Aim of the exercise: Wherever the string "title" turns up in the data, copy the whole line.

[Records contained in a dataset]

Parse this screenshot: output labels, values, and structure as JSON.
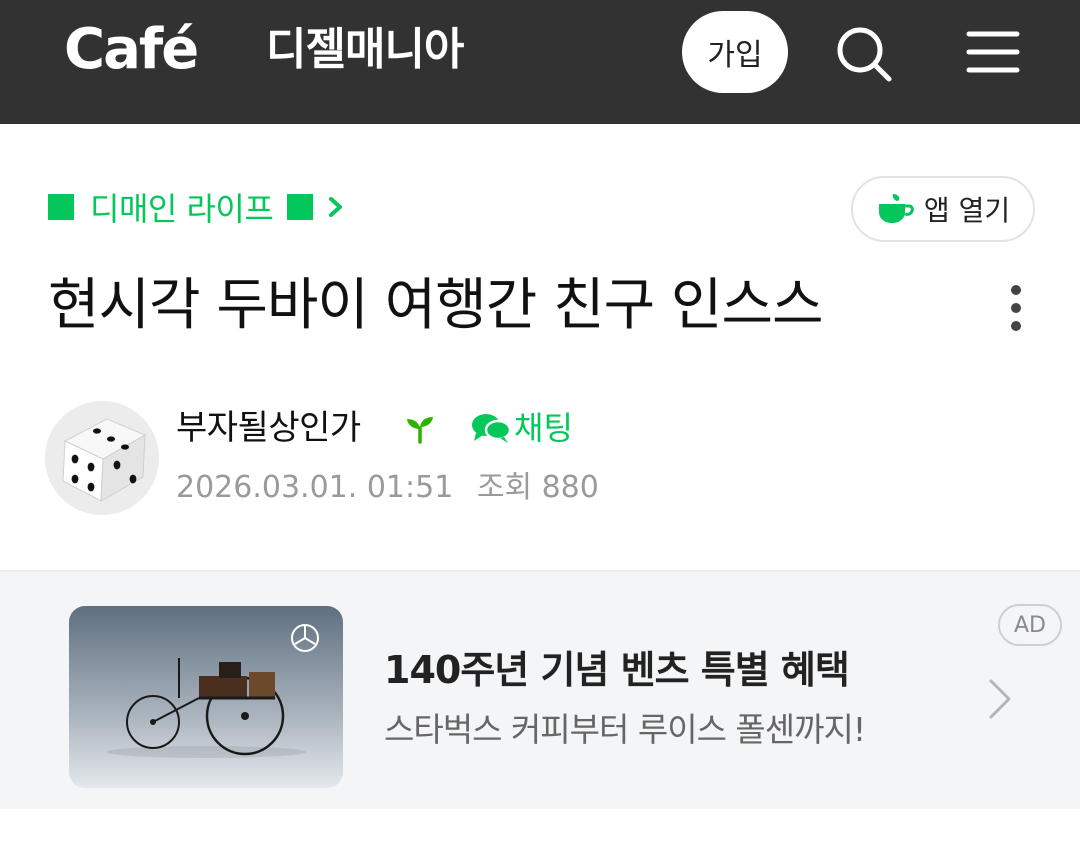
{
  "header": {
    "logo_text": "Café",
    "cafe_name": "디젤매니아",
    "join_label": "가입",
    "background": "#323232"
  },
  "breadcrumb": {
    "board_name": "디매인 라이프",
    "accent": "#03c75a"
  },
  "app_open": {
    "label": "앱 열기"
  },
  "post": {
    "title": "현시각 두바이 여행간 친구 인스스",
    "author": "부자될상인가",
    "chat_label": "채팅",
    "datetime": "2026.03.01. 01:51",
    "views": "조회 880"
  },
  "ad": {
    "title": "140주년 기념 벤츠 특별 혜택",
    "description": "스타벅스 커피부터 루이스 폴센까지!",
    "badge": "AD"
  },
  "icons": [
    "search-icon",
    "menu-icon",
    "chevron-right-icon",
    "cup-icon",
    "more-vertical-icon",
    "dice-avatar",
    "sprout-icon",
    "chat-icon"
  ]
}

Task solution:
    "title": "현시각 두바이 여행간 친구 인스스",
    "title": "140주년 기념 벤츠 특별 혜택",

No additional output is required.